Here are some tips for saving electricity.

  1. Cut down on the usage of lights and air conditioning.
  2. When you turn off the television (and any other electronic device), instead of using the remote, turn it off manually.
  3. Change your light bulbs to the 'energy saving' bulbs available...a bit more expensive, but they last much longer and use heaps less electricity which means smaller bills for mum and dad!
  4. Don't leave lights on around the house when they're not needed.
  5. Don't heat or cool rooms which are not in constant use.
  6. Use solar lights outside the house.
  7. Ask your mum & dad if you have batts in your roof...not the black Dracula kind but the yellow fluffy stuff called loft insulation. If not...get hounding your folks till they organise it. It'll save loads off your heating and cooling bills.

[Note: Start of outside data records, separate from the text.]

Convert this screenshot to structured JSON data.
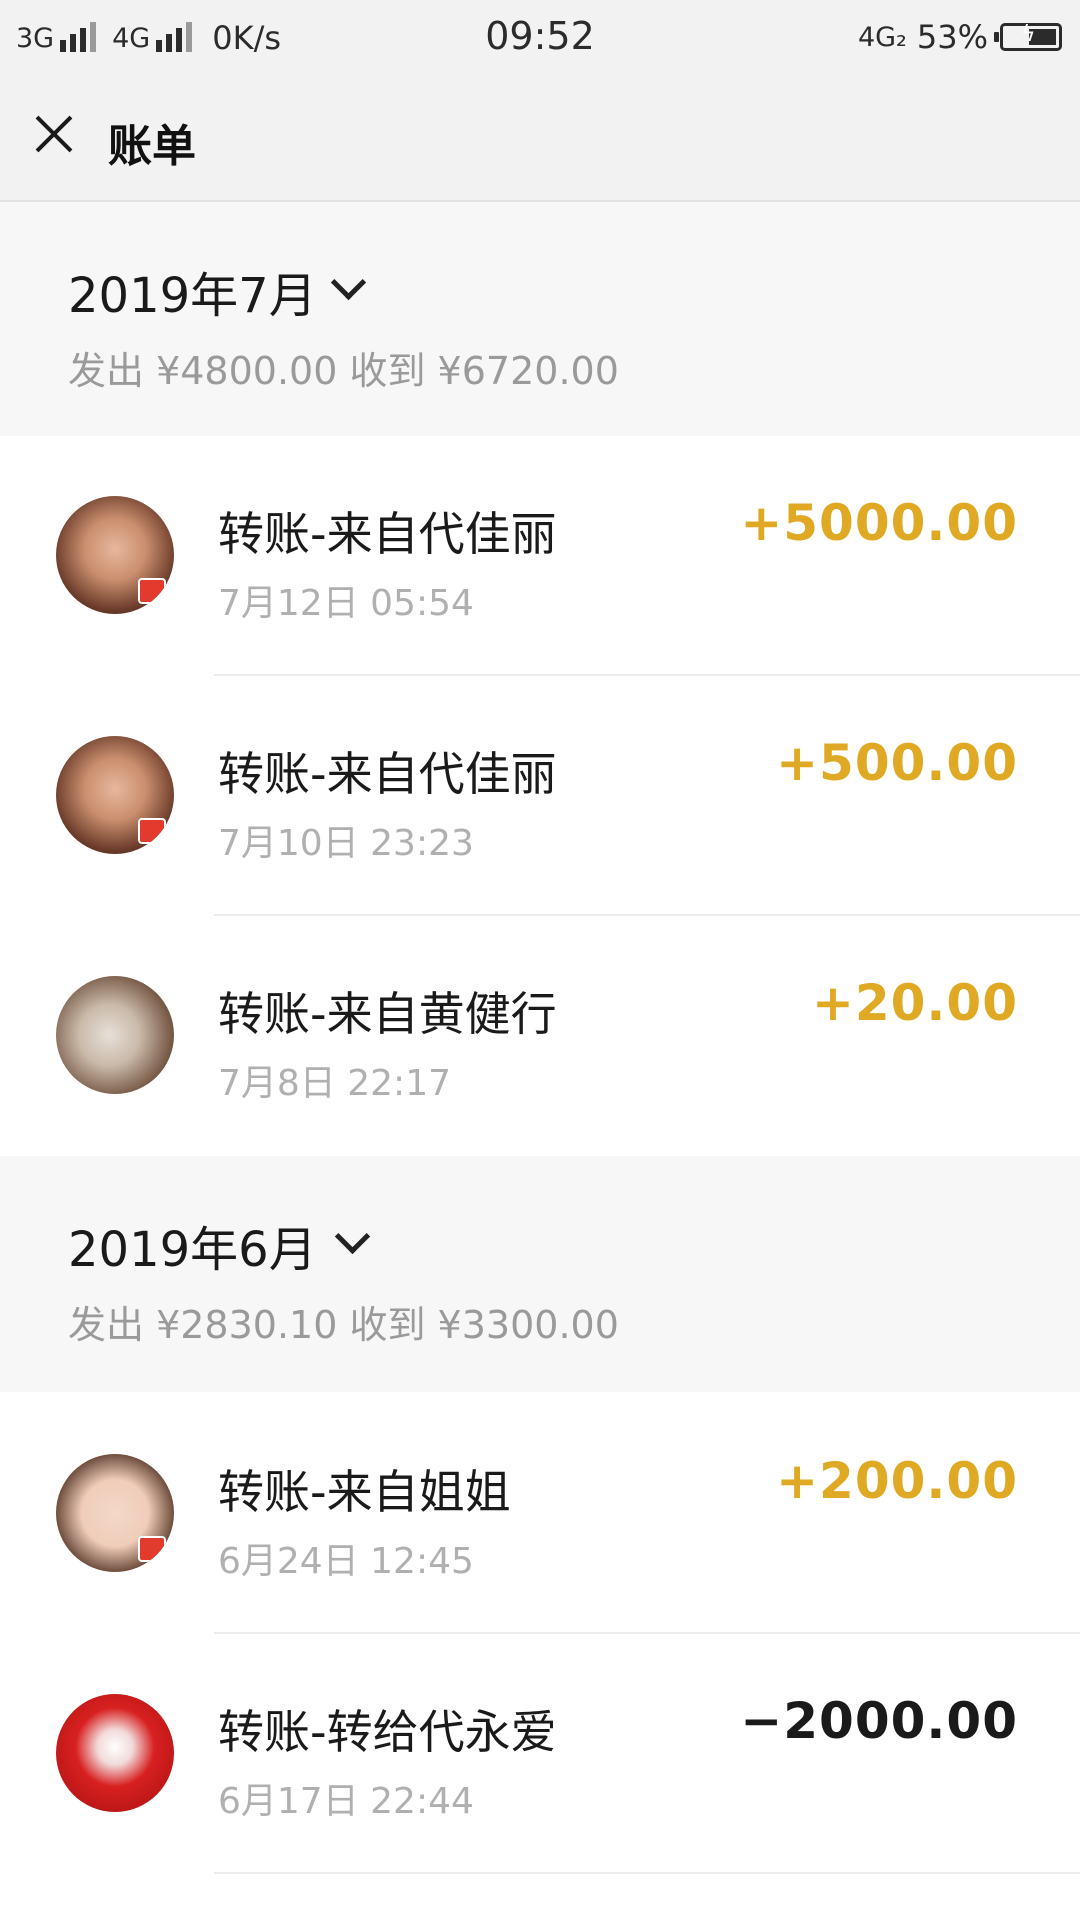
{
  "status_bar": {
    "net1": "3G",
    "net2": "4G",
    "speed": "0K/s",
    "time": "09:52",
    "net3": "4G₂",
    "battery": "53%",
    "battery_level": 0.53
  },
  "header": {
    "close_icon": "close-icon",
    "title": "账单"
  },
  "months": [
    {
      "label": "2019年7月",
      "summary": "发出 ¥4800.00 收到 ¥6720.00",
      "items": [
        {
          "title": "转账-来自代佳丽",
          "time": "7月12日 05:54",
          "amount": "+5000.00",
          "direction": "in"
        },
        {
          "title": "转账-来自代佳丽",
          "time": "7月10日 23:23",
          "amount": "+500.00",
          "direction": "in"
        },
        {
          "title": "转账-来自黄健行",
          "time": "7月8日 22:17",
          "amount": "+20.00",
          "direction": "in"
        }
      ]
    },
    {
      "label": "2019年6月",
      "summary": "发出 ¥2830.10 收到 ¥3300.00",
      "items": [
        {
          "title": "转账-来自姐姐",
          "time": "6月24日 12:45",
          "amount": "+200.00",
          "direction": "in"
        },
        {
          "title": "转账-转给代永爱",
          "time": "6月17日 22:44",
          "amount": "−2000.00",
          "direction": "out"
        }
      ]
    }
  ],
  "colors": {
    "income": "#e0a924",
    "expense": "#1a1a1a",
    "secondary_text": "#9a9a9a"
  }
}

Remember that the less electricity you use, the less fossil fuels have to be burned. Unless we learn to use less electricity and to instead use renewable energy (electricity made by wind, water or the sun) then eventually we'll have no fossil fuels left to burn.

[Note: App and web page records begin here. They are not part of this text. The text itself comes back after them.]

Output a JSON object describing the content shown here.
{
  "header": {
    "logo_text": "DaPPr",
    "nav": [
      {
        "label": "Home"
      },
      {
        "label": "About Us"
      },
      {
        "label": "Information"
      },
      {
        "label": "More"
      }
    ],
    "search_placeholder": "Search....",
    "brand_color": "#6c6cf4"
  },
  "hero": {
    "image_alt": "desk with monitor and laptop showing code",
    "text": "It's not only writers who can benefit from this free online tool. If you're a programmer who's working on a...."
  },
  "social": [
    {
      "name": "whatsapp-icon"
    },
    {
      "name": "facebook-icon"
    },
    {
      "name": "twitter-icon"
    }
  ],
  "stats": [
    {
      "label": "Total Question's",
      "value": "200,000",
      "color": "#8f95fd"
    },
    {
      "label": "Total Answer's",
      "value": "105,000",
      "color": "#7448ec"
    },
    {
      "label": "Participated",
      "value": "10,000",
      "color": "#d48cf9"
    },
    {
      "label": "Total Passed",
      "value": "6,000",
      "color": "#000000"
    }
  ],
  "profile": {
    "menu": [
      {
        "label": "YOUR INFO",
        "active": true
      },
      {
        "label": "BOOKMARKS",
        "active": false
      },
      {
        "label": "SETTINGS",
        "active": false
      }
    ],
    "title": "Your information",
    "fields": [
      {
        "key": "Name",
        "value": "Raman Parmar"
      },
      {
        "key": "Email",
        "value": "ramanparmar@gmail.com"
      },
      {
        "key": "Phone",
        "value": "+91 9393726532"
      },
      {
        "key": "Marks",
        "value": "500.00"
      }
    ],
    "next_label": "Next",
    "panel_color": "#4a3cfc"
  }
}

As you can see, the idea of windfarms isn't really new;
the Dutch have been doing it for years!
Interesting Facts
  • The total electricity consumption in Australia in 2003-2004 was approximately 190,000,000,000 kWh (kilowatts)
  • The average Australian household consumes around 6,000 kWh per year!
  • Approximately 80% of electricity in Australia is generated from coal (compacted fossils)
  • In 2001-2002 about 53,576,000 tonnes of black coal and 65,075,000 tonnes of brown coal were used to produce electricity in Australia!

Soon Planet Patrol will be meeting Mr Carl Scully who is the Minister for Utilities (as well as a few other things!) to ask him some questions about renewable energy in NSW. So if you have any questions you'd like to ask him...then let us know and we'll ask them for you. Of course we'll let you know what he said.

I'll also be telling you about other methods of renewable energy (Green Energy). I am currently looking into wave generators for Planet Patrol.

You can get more great info from the Integral Energy website at:

Make sure you also have a look at which is full of information about electricity.

Have you got any energy saving ideas? Send them to:
We'd love to hear about them.

Story by: Freya Wadlow
A very big 'thank you' to Denise Ryan of Integral Energy (who is lovely) and to Integral Energy for all the information and images.
Information sourced from: Integral Energy: